--- Excerpted records ---
============================================================

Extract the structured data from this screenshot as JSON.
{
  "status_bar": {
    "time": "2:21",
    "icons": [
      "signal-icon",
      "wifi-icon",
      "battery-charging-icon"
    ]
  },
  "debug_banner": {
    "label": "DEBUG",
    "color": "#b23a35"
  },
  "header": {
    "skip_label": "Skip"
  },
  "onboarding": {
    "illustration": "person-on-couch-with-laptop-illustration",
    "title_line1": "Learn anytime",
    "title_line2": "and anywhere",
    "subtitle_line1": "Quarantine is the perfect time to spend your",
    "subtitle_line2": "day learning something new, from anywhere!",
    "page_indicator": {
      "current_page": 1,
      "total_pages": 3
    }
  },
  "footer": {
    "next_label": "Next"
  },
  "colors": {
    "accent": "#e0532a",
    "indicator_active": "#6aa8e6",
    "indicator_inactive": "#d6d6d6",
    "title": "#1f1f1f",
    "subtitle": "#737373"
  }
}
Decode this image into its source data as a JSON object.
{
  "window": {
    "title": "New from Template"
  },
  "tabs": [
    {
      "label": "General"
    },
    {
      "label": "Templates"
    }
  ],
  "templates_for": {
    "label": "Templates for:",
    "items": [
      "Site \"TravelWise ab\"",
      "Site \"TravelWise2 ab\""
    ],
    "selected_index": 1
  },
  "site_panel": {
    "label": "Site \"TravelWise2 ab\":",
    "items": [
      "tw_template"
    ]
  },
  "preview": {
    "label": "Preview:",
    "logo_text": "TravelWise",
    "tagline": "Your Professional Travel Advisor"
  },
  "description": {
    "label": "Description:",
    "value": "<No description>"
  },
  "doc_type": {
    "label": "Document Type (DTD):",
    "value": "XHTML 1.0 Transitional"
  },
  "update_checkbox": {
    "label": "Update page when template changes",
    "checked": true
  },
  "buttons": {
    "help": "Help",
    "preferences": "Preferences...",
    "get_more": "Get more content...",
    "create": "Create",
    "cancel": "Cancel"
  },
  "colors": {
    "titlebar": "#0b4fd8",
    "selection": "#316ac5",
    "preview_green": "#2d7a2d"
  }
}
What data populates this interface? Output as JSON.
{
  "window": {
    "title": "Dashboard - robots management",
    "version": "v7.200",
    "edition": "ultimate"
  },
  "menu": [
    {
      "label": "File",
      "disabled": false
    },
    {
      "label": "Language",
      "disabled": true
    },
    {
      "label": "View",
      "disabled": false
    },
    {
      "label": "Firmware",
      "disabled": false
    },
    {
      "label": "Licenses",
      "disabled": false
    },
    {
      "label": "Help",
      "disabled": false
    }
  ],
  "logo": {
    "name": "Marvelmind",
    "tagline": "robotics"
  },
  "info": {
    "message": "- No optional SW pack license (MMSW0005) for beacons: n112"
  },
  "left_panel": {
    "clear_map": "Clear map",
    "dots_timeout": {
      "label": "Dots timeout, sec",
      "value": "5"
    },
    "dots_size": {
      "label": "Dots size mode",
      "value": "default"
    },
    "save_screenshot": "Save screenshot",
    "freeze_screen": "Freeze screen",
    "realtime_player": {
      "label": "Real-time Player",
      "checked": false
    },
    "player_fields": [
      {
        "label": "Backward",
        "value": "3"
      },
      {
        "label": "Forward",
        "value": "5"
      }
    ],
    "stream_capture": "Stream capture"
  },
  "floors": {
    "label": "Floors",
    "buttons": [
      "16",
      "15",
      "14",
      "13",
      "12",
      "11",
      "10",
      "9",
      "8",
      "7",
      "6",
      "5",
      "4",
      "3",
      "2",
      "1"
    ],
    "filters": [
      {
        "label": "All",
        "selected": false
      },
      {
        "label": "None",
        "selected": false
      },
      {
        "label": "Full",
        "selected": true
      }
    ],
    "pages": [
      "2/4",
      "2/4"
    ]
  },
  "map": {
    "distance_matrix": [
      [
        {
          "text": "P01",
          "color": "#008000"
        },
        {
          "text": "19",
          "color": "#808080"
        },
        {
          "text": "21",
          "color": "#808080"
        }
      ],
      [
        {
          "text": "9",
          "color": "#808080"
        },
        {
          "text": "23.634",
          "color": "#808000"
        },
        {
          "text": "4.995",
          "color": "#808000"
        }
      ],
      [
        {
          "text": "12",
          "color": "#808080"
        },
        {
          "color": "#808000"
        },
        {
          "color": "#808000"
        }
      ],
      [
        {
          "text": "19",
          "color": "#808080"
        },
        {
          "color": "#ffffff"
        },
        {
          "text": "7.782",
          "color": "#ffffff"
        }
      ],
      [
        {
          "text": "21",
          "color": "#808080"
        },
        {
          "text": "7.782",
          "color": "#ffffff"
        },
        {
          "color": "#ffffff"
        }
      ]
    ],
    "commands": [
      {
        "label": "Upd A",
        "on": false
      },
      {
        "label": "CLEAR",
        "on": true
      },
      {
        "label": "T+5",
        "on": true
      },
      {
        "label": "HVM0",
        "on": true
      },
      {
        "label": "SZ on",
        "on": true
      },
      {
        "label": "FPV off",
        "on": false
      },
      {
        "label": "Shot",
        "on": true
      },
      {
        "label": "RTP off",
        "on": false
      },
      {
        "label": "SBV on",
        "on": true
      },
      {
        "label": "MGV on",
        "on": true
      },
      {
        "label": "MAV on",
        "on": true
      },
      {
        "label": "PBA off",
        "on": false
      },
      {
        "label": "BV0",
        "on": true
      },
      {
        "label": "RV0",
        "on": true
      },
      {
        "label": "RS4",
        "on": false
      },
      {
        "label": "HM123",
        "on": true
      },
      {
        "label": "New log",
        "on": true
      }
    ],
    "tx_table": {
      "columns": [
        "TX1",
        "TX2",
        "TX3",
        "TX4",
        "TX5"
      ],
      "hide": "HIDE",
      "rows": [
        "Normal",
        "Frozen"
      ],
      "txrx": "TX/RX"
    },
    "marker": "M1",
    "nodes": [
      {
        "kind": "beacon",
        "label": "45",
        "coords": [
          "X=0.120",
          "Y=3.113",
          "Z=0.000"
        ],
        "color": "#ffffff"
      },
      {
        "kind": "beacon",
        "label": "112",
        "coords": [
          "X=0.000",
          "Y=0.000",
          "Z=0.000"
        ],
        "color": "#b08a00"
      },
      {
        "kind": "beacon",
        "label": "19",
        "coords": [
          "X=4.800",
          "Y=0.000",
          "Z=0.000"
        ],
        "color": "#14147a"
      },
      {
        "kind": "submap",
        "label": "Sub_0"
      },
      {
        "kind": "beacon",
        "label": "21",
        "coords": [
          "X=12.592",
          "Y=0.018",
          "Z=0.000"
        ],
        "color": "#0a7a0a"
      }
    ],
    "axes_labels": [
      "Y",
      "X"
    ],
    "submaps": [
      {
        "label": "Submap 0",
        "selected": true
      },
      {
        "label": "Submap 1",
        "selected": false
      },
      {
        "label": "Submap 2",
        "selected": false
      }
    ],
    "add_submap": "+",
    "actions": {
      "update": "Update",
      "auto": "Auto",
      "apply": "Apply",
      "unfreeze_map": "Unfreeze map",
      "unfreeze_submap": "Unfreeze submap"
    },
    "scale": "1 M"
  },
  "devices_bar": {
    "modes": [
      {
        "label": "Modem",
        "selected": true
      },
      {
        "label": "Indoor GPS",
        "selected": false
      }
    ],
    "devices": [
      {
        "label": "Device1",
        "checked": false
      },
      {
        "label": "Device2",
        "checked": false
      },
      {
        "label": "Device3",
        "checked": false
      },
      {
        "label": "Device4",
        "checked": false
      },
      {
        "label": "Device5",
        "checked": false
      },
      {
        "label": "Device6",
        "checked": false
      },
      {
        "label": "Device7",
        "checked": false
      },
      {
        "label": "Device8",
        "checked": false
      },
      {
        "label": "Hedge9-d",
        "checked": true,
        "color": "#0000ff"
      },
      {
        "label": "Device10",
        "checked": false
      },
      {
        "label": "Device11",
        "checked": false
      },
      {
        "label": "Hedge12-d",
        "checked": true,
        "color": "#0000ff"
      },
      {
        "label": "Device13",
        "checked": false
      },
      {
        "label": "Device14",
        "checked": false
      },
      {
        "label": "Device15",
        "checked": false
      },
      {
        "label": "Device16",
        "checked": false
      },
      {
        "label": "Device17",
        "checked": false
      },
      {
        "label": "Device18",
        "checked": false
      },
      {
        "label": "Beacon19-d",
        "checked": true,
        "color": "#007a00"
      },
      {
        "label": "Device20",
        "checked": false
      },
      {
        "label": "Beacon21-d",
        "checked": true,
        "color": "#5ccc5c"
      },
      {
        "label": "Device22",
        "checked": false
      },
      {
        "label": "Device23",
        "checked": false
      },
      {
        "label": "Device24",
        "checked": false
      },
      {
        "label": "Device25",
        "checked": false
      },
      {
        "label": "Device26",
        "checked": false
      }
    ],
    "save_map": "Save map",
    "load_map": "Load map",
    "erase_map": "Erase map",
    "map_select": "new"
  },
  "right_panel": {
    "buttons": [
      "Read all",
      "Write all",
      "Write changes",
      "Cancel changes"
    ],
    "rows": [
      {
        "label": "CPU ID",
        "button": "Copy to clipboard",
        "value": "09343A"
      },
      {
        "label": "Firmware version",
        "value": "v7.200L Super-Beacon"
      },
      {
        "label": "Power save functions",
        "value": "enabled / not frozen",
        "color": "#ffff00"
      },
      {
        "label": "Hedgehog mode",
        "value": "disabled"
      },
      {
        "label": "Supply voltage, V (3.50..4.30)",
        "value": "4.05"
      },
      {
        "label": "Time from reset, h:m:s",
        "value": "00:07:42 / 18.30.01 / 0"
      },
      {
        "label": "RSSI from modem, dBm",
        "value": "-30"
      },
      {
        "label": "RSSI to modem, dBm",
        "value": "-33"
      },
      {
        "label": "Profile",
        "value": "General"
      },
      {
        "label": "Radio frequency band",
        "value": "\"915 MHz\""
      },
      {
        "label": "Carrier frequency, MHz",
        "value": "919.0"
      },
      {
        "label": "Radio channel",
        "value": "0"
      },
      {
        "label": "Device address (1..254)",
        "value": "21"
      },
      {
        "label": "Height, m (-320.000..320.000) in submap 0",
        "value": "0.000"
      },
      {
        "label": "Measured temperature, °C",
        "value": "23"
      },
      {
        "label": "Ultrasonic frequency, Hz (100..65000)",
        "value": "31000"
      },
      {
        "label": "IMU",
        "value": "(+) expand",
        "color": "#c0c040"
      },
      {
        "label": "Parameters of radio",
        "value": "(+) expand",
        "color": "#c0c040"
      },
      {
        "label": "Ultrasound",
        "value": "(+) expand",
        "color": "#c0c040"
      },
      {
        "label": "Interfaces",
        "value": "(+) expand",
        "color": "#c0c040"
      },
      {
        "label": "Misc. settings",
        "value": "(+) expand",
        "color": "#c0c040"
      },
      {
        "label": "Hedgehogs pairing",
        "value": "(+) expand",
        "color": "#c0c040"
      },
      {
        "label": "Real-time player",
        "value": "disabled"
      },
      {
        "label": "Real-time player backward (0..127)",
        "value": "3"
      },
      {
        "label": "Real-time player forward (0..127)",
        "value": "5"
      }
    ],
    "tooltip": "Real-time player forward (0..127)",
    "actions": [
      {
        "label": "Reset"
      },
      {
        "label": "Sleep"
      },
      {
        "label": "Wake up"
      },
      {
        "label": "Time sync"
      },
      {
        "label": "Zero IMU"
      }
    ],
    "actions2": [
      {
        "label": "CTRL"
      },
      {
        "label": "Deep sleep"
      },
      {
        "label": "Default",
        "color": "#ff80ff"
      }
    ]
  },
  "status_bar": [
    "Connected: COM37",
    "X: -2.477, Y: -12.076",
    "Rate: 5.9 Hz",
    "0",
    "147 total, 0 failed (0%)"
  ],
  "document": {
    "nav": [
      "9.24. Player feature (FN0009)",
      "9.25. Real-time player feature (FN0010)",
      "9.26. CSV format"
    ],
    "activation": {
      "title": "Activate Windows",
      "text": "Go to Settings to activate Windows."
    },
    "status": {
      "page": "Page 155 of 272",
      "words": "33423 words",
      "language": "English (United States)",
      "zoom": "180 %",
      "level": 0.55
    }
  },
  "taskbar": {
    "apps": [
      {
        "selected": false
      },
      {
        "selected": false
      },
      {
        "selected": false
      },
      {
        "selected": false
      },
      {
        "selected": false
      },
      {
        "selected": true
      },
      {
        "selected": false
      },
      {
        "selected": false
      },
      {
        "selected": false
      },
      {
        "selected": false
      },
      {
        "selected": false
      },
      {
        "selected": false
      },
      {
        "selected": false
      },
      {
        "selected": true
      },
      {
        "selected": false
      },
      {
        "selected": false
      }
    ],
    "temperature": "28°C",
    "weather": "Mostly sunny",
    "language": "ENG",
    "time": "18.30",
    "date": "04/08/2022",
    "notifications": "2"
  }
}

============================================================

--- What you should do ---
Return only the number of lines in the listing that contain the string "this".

--- Expected answer ---
3